Once the basics are covered with the “general education” from Khan Academy, it’s time to have fun and let our children play to their strengths. (Note: Once our kids turn 10, I intend to help them discover exactly where they’re the strongest by taking the VIA Youth Character Survey.)
Instead of force-feeding our kids information they may never use, I want them to maximize strengths and follow their passions. That means they can go deep on topics that most kids won’t be able to pursue until college.
I’ve had several discussions with people of all walks of life about the apprentice/mentor model, and they all agree – it works. It worked for centuries until we started factory schools. And it gives kids today the opportunity to master a skill before their 18th birthday.
My hope is that my kids will find a passion like that and pursue it with enthusiasm because that’s what they love. And if they can become world-class at anything by the time they would be graduating high school, they’ll be much better off than I was.
Learning about life and socializing.
Some things aren’t taught in school that we’re already teaching our kids…like finances and work.
Yes, finances. Our 3-year-old son has chores that he gets paid commissions for. When we go to the store, he gets to use his commissions to buy toys. And if he wants to save up for a bigger toy, that’s exactly what he does. He’s 3. And he decides to save.
As he gets older (around 5), he’ll get more chores, higher commissions, and we’ll start dividing his money into spending, saving, and giving. Once he turns 12, he’ll get a checking account and savings account, and the responsibility to divide his money a bit more.
I didn’t have this advantage growing up, and it took me a long time to learn how to use money responsibly.
We don’t want our kids isolated socially, either. Getting them involved in city-league sports and other group activities (like youth karate or gymnastics) is a high priority. For now, we’re going to take advantage of preschool services until our kids are old enough to do youth sports.

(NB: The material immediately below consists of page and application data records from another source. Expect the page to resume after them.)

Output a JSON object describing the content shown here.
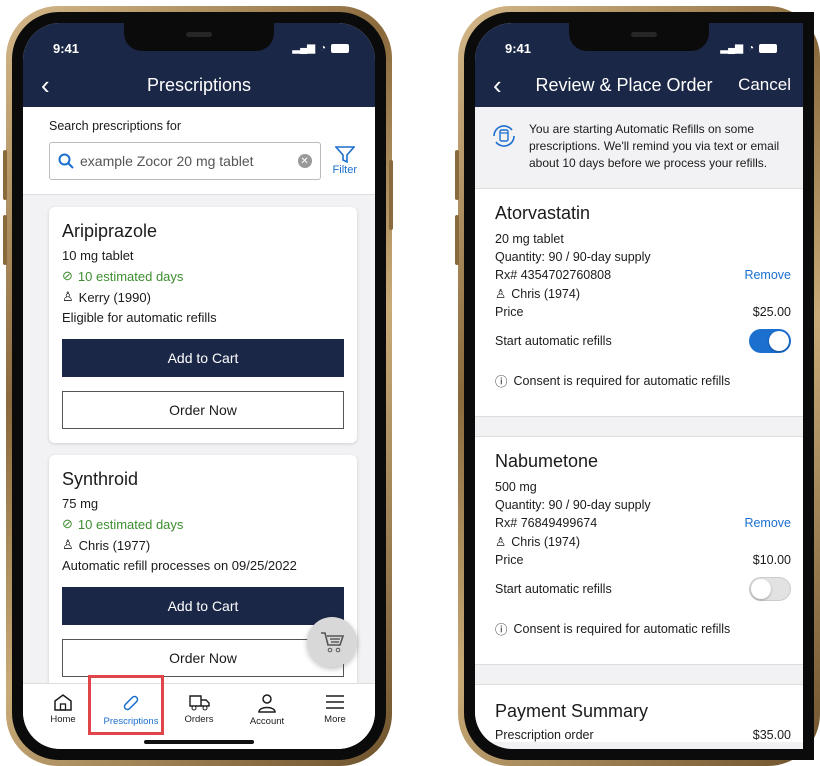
{
  "status": {
    "time": "9:41"
  },
  "left": {
    "title": "Prescriptions",
    "search": {
      "label": "Search prescriptions for",
      "placeholder": "example Zocor 20 mg tablet"
    },
    "filter_label": "Filter",
    "cards": [
      {
        "name": "Aripiprazole",
        "dose": "10 mg tablet",
        "days": "10 estimated days",
        "person": "Kerry (1990)",
        "note": "Eligible for automatic refills",
        "primary": "Add to Cart",
        "secondary": "Order Now"
      },
      {
        "name": "Synthroid",
        "dose": "75 mg",
        "days": "10 estimated days",
        "person": "Chris (1977)",
        "note": "Automatic refill processes on 09/25/2022",
        "primary": "Add to Cart",
        "secondary": "Order Now"
      }
    ],
    "tabs": [
      {
        "label": "Home",
        "icon": "home-icon"
      },
      {
        "label": "Prescriptions",
        "icon": "pill-icon"
      },
      {
        "label": "Orders",
        "icon": "delivery-truck-icon"
      },
      {
        "label": "Account",
        "icon": "person-icon"
      },
      {
        "label": "More",
        "icon": "menu-icon"
      }
    ],
    "active_tab": "Prescriptions"
  },
  "right": {
    "title": "Review & Place Order",
    "cancel": "Cancel",
    "info": "You are starting Automatic Refills on some prescriptions. We'll remind you via text or email about 10 days before we process your refills.",
    "items": [
      {
        "name": "Atorvastatin",
        "dose": "20 mg tablet",
        "quantity": "Quantity: 90 / 90-day supply",
        "rx": "Rx# 4354702760808",
        "remove": "Remove",
        "person": "Chris (1974)",
        "price_label": "Price",
        "price": "$25.00",
        "auto_label": "Start automatic refills",
        "auto_on": true,
        "consent": "Consent is required for automatic refills"
      },
      {
        "name": "Nabumetone",
        "dose": "500 mg",
        "quantity": "Quantity: 90 / 90-day supply",
        "rx": "Rx# 76849499674",
        "remove": "Remove",
        "person": "Chris (1974)",
        "price_label": "Price",
        "price": "$10.00",
        "auto_label": "Start automatic refills",
        "auto_on": false,
        "consent": "Consent is required for automatic refills"
      }
    ],
    "payment": {
      "title": "Payment Summary",
      "row_label": "Prescription order",
      "row_value": "$35.00"
    }
  },
  "colors": {
    "navy": "#1b2747",
    "accent": "#1a6fcf",
    "green": "#3d8d2f",
    "highlight": "#e0454a"
  }
}
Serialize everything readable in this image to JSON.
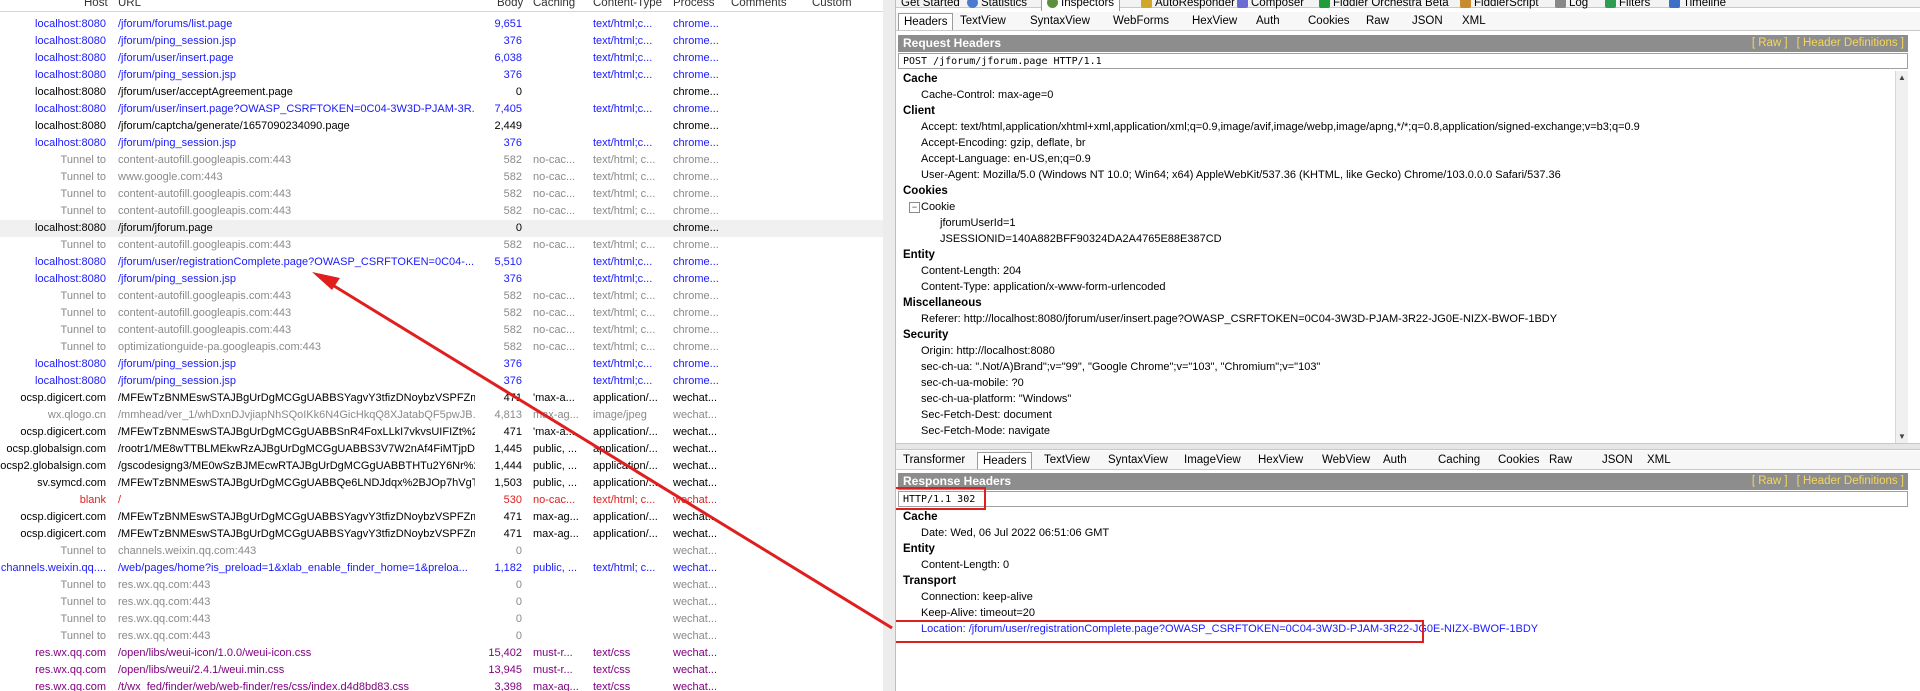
{
  "session_list": {
    "columns": {
      "host": "Host",
      "url": "URL",
      "body": "Body",
      "caching": "Caching",
      "content_type": "Content-Type",
      "process": "Process",
      "comments": "Comments",
      "custom": "Custom"
    },
    "rows": [
      {
        "host": "localhost:8080",
        "url": "/jforum/forums/list.page",
        "body": "9,651",
        "caching": "",
        "ctype": "text/html;c...",
        "process": "chrome...",
        "color": "#1a1aff"
      },
      {
        "host": "localhost:8080",
        "url": "/jforum/ping_session.jsp",
        "body": "376",
        "caching": "",
        "ctype": "text/html;c...",
        "process": "chrome...",
        "color": "#1a1aff"
      },
      {
        "host": "localhost:8080",
        "url": "/jforum/user/insert.page",
        "body": "6,038",
        "caching": "",
        "ctype": "text/html;c...",
        "process": "chrome...",
        "color": "#1a1aff"
      },
      {
        "host": "localhost:8080",
        "url": "/jforum/ping_session.jsp",
        "body": "376",
        "caching": "",
        "ctype": "text/html;c...",
        "process": "chrome...",
        "color": "#1a1aff"
      },
      {
        "host": "localhost:8080",
        "url": "/jforum/user/acceptAgreement.page",
        "body": "0",
        "caching": "",
        "ctype": "",
        "process": "chrome...",
        "color": "#000000"
      },
      {
        "host": "localhost:8080",
        "url": "/jforum/user/insert.page?OWASP_CSRFTOKEN=0C04-3W3D-PJAM-3R...",
        "body": "7,405",
        "caching": "",
        "ctype": "text/html;c...",
        "process": "chrome...",
        "color": "#1a1aff"
      },
      {
        "host": "localhost:8080",
        "url": "/jforum/captcha/generate/1657090234090.page",
        "body": "2,449",
        "caching": "",
        "ctype": "",
        "process": "chrome...",
        "color": "#000000"
      },
      {
        "host": "localhost:8080",
        "url": "/jforum/ping_session.jsp",
        "body": "376",
        "caching": "",
        "ctype": "text/html;c...",
        "process": "chrome...",
        "color": "#1a1aff"
      },
      {
        "host": "Tunnel to",
        "url": "content-autofill.googleapis.com:443",
        "body": "582",
        "caching": "no-cac...",
        "ctype": "text/html; c...",
        "process": "chrome...",
        "color": "#8a8a8a"
      },
      {
        "host": "Tunnel to",
        "url": "www.google.com:443",
        "body": "582",
        "caching": "no-cac...",
        "ctype": "text/html; c...",
        "process": "chrome...",
        "color": "#8a8a8a"
      },
      {
        "host": "Tunnel to",
        "url": "content-autofill.googleapis.com:443",
        "body": "582",
        "caching": "no-cac...",
        "ctype": "text/html; c...",
        "process": "chrome...",
        "color": "#8a8a8a"
      },
      {
        "host": "Tunnel to",
        "url": "content-autofill.googleapis.com:443",
        "body": "582",
        "caching": "no-cac...",
        "ctype": "text/html; c...",
        "process": "chrome...",
        "color": "#8a8a8a"
      },
      {
        "host": "localhost:8080",
        "url": "/jforum/jforum.page",
        "body": "0",
        "caching": "",
        "ctype": "",
        "process": "chrome...",
        "color": "#000000"
      },
      {
        "host": "Tunnel to",
        "url": "content-autofill.googleapis.com:443",
        "body": "582",
        "caching": "no-cac...",
        "ctype": "text/html; c...",
        "process": "chrome...",
        "color": "#8a8a8a"
      },
      {
        "host": "localhost:8080",
        "url": "/jforum/user/registrationComplete.page?OWASP_CSRFTOKEN=0C04-...",
        "body": "5,510",
        "caching": "",
        "ctype": "text/html;c...",
        "process": "chrome...",
        "color": "#1a1aff"
      },
      {
        "host": "localhost:8080",
        "url": "/jforum/ping_session.jsp",
        "body": "376",
        "caching": "",
        "ctype": "text/html;c...",
        "process": "chrome...",
        "color": "#1a1aff"
      },
      {
        "host": "Tunnel to",
        "url": "content-autofill.googleapis.com:443",
        "body": "582",
        "caching": "no-cac...",
        "ctype": "text/html; c...",
        "process": "chrome...",
        "color": "#8a8a8a"
      },
      {
        "host": "Tunnel to",
        "url": "content-autofill.googleapis.com:443",
        "body": "582",
        "caching": "no-cac...",
        "ctype": "text/html; c...",
        "process": "chrome...",
        "color": "#8a8a8a"
      },
      {
        "host": "Tunnel to",
        "url": "content-autofill.googleapis.com:443",
        "body": "582",
        "caching": "no-cac...",
        "ctype": "text/html; c...",
        "process": "chrome...",
        "color": "#8a8a8a"
      },
      {
        "host": "Tunnel to",
        "url": "optimizationguide-pa.googleapis.com:443",
        "body": "582",
        "caching": "no-cac...",
        "ctype": "text/html; c...",
        "process": "chrome...",
        "color": "#8a8a8a"
      },
      {
        "host": "localhost:8080",
        "url": "/jforum/ping_session.jsp",
        "body": "376",
        "caching": "",
        "ctype": "text/html;c...",
        "process": "chrome...",
        "color": "#1a1aff"
      },
      {
        "host": "localhost:8080",
        "url": "/jforum/ping_session.jsp",
        "body": "376",
        "caching": "",
        "ctype": "text/html;c...",
        "process": "chrome...",
        "color": "#1a1aff"
      },
      {
        "host": "ocsp.digicert.com",
        "url": "/MFEwTzBNMEswSTAJBgUrDgMCGgUABBSYagvY3tfizDNoybzVSPFZmS...",
        "body": "471",
        "caching": "'max-a...",
        "ctype": "application/...",
        "process": "wechat...",
        "color": "#000000"
      },
      {
        "host": "wx.qlogo.cn",
        "url": "/mmhead/ver_1/whDxnDJvjiapNhSQoIKk6N4GicHkqQ8XJatabQF5pwJB...",
        "body": "4,813",
        "caching": "max-ag...",
        "ctype": "image/jpeg",
        "process": "wechat...",
        "color": "#8a8a8a"
      },
      {
        "host": "ocsp.digicert.com",
        "url": "/MFEwTzBNMEswSTAJBgUrDgMCGgUABBSnR4FoxLLkI7vkvsUIFIZt%2B...",
        "body": "471",
        "caching": "'max-a...",
        "ctype": "application/...",
        "process": "wechat...",
        "color": "#000000"
      },
      {
        "host": "ocsp.globalsign.com",
        "url": "/rootr1/ME8wTTBLMEkwRzAJBgUrDgMCGgUABBS3V7W2nAf4FiMTjpDJ...",
        "body": "1,445",
        "caching": "public, ...",
        "ctype": "application/...",
        "process": "wechat...",
        "color": "#000000"
      },
      {
        "host": "ocsp2.globalsign.com",
        "url": "/gscodesigng3/ME0wSzBJMEcwRTAJBgUrDgMCGgUABBTHTu2Y6Nr%2...",
        "body": "1,444",
        "caching": "public, ...",
        "ctype": "application/...",
        "process": "wechat...",
        "color": "#000000"
      },
      {
        "host": "sv.symcd.com",
        "url": "/MFEwTzBNMEswSTAJBgUrDgMCGgUABBQe6LNDJdqx%2BJOp7hVgTe...",
        "body": "1,503",
        "caching": "public, ...",
        "ctype": "application/...",
        "process": "wechat...",
        "color": "#000000"
      },
      {
        "host": "blank",
        "url": "/",
        "body": "530",
        "caching": "no-cac...",
        "ctype": "text/html; c...",
        "process": "wechat...",
        "color": "#e01e1e"
      },
      {
        "host": "ocsp.digicert.com",
        "url": "/MFEwTzBNMEswSTAJBgUrDgMCGgUABBSYagvY3tfizDNoybzVSPFZmS...",
        "body": "471",
        "caching": "max-ag...",
        "ctype": "application/...",
        "process": "wechat...",
        "color": "#000000"
      },
      {
        "host": "ocsp.digicert.com",
        "url": "/MFEwTzBNMEswSTAJBgUrDgMCGgUABBSYagvY3tfizDNoybzVSPFZmS...",
        "body": "471",
        "caching": "max-ag...",
        "ctype": "application/...",
        "process": "wechat...",
        "color": "#000000"
      },
      {
        "host": "Tunnel to",
        "url": "channels.weixin.qq.com:443",
        "body": "0",
        "caching": "",
        "ctype": "",
        "process": "wechat...",
        "color": "#8a8a8a"
      },
      {
        "host": "channels.weixin.qq....",
        "url": "/web/pages/home?is_preload=1&xlab_enable_finder_home=1&preloa...",
        "body": "1,182",
        "caching": "public, ...",
        "ctype": "text/html; c...",
        "process": "wechat...",
        "color": "#1a1aff"
      },
      {
        "host": "Tunnel to",
        "url": "res.wx.qq.com:443",
        "body": "0",
        "caching": "",
        "ctype": "",
        "process": "wechat...",
        "color": "#8a8a8a"
      },
      {
        "host": "Tunnel to",
        "url": "res.wx.qq.com:443",
        "body": "0",
        "caching": "",
        "ctype": "",
        "process": "wechat...",
        "color": "#8a8a8a"
      },
      {
        "host": "Tunnel to",
        "url": "res.wx.qq.com:443",
        "body": "0",
        "caching": "",
        "ctype": "",
        "process": "wechat...",
        "color": "#8a8a8a"
      },
      {
        "host": "Tunnel to",
        "url": "res.wx.qq.com:443",
        "body": "0",
        "caching": "",
        "ctype": "",
        "process": "wechat...",
        "color": "#8a8a8a"
      },
      {
        "host": "res.wx.qq.com",
        "url": "/open/libs/weui-icon/1.0.0/weui-icon.css",
        "body": "15,402",
        "caching": "must-r...",
        "ctype": "text/css",
        "process": "wechat...",
        "color": "#800080"
      },
      {
        "host": "res.wx.qq.com",
        "url": "/open/libs/weui/2.4.1/weui.min.css",
        "body": "13,945",
        "caching": "must-r...",
        "ctype": "text/css",
        "process": "wechat...",
        "color": "#800080"
      },
      {
        "host": "res.wx.qq.com",
        "url": "/t/wx_fed/finder/web/web-finder/res/css/index.d4d8bd83.css",
        "body": "3,398",
        "caching": "max-ag...",
        "ctype": "text/css",
        "process": "wechat...",
        "color": "#800080"
      }
    ]
  },
  "main_tabs": [
    {
      "label": "Get Started",
      "icon": "none"
    },
    {
      "label": "Statistics",
      "icon": "statistics-icon"
    },
    {
      "label": "Inspectors",
      "icon": "inspectors-icon"
    },
    {
      "label": "AutoResponder",
      "icon": "autoresponder-icon"
    },
    {
      "label": "Composer",
      "icon": "composer-icon"
    },
    {
      "label": "Fiddler Orchestra Beta",
      "icon": "orchestra-icon"
    },
    {
      "label": "FiddlerScript",
      "icon": "script-icon"
    },
    {
      "label": "Log",
      "icon": "log-icon"
    },
    {
      "label": "Filters",
      "icon": "filters-icon"
    },
    {
      "label": "Timeline",
      "icon": "timeline-icon"
    }
  ],
  "request_tabs": [
    "Headers",
    "TextView",
    "SyntaxView",
    "WebForms",
    "HexView",
    "Auth",
    "Cookies",
    "Raw",
    "JSON",
    "XML"
  ],
  "response_tabs": [
    "Transformer",
    "Headers",
    "TextView",
    "SyntaxView",
    "ImageView",
    "HexView",
    "WebView",
    "Auth",
    "Caching",
    "Cookies",
    "Raw",
    "JSON",
    "XML"
  ],
  "request": {
    "title": "Request Headers",
    "raw_link": "[ Raw ]",
    "defs_link": "[ Header Definitions ]",
    "request_line": "POST /jforum/jforum.page HTTP/1.1",
    "groups": [
      {
        "name": "Cache",
        "items": [
          "Cache-Control: max-age=0"
        ]
      },
      {
        "name": "Client",
        "items": [
          "Accept: text/html,application/xhtml+xml,application/xml;q=0.9,image/avif,image/webp,image/apng,*/*;q=0.8,application/signed-exchange;v=b3;q=0.9",
          "Accept-Encoding: gzip, deflate, br",
          "Accept-Language: en-US,en;q=0.9",
          "User-Agent: Mozilla/5.0 (Windows NT 10.0; Win64; x64) AppleWebKit/537.36 (KHTML, like Gecko) Chrome/103.0.0.0 Safari/537.36"
        ]
      },
      {
        "name": "Cookies",
        "items": [
          "Cookie"
        ],
        "subitems": [
          "jforumUserId=1",
          "JSESSIONID=140A882BFF90324DA2A4765E88E387CD"
        ]
      },
      {
        "name": "Entity",
        "items": [
          "Content-Length: 204",
          "Content-Type: application/x-www-form-urlencoded"
        ]
      },
      {
        "name": "Miscellaneous",
        "items": [
          "Referer: http://localhost:8080/jforum/user/insert.page?OWASP_CSRFTOKEN=0C04-3W3D-PJAM-3R22-JG0E-NIZX-BWOF-1BDY"
        ]
      },
      {
        "name": "Security",
        "items": [
          "Origin: http://localhost:8080",
          "sec-ch-ua: \".Not/A)Brand\";v=\"99\", \"Google Chrome\";v=\"103\", \"Chromium\";v=\"103\"",
          "sec-ch-ua-mobile: ?0",
          "sec-ch-ua-platform: \"Windows\"",
          "Sec-Fetch-Dest: document",
          "Sec-Fetch-Mode: navigate"
        ]
      }
    ]
  },
  "response": {
    "title": "Response Headers",
    "raw_link": "[ Raw ]",
    "defs_link": "[ Header Definitions ]",
    "status_line": "HTTP/1.1 302",
    "groups": [
      {
        "name": "Cache",
        "items": [
          "Date: Wed, 06 Jul 2022 06:51:06 GMT"
        ]
      },
      {
        "name": "Entity",
        "items": [
          "Content-Length: 0"
        ]
      },
      {
        "name": "Transport",
        "items": [
          "Connection: keep-alive",
          "Keep-Alive: timeout=20"
        ]
      }
    ],
    "location": "Location: /jforum/user/registrationComplete.page?OWASP_CSRFTOKEN=0C04-3W3D-PJAM-3R22-JG0E-NIZX-BWOF-1BDY"
  },
  "colors": {
    "accent": "#e01e1e",
    "title_bar": "#8d8d8d",
    "link_yellow": "#f5d75a",
    "location_link": "#1a1aff"
  }
}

A daunting task – but worth the effort.
“Don’t let schooling interfere with your education.”— Mark Twain
We keep researching about different education models to find out the best ways to prepare our kids for a life of flourishing, not just surviving.
One of my more recent discoveries is project-based learning. Teaching different aspects of a subject — based entirely on practical projects. Practical being an operative word, there.
That’s an example of the things that I’m picking up besides reading about unschooling. Or finding resources like Khan Academy and considering the social implications of keeping my kids at home.
It’s daunting but worth it. I’ll continue learning so my kids get to learn and flourish. As a parent, I want my kids to have the best chance possible in the real world, and public schools can’t provide that.
My kids will be able to get as much sleep as they need without fighting their circadian cycles to catch a bus.
My kids will figure stuff out independently and creatively. They will get to ask critical questions that would be “disruptive” in a classroom.
My kids will get to pick things they love to learn about and therefor love learning. They won’t have any spark of interest snubbed out of them before they make it to their teens.
My kids won’t get bullied (or have the opportunity to become bullies) because of toxic social cliques. They will be surrounded by philosophy. They will learn while traveling. They will get to express themselves fully. And my wife and I will be there for them every step of the way.
Do you have any advice?
I love getting feedback about my ideas. If you have any experience with homeschooling, unschooling, or interesting education-related ideas, let me know in the comments!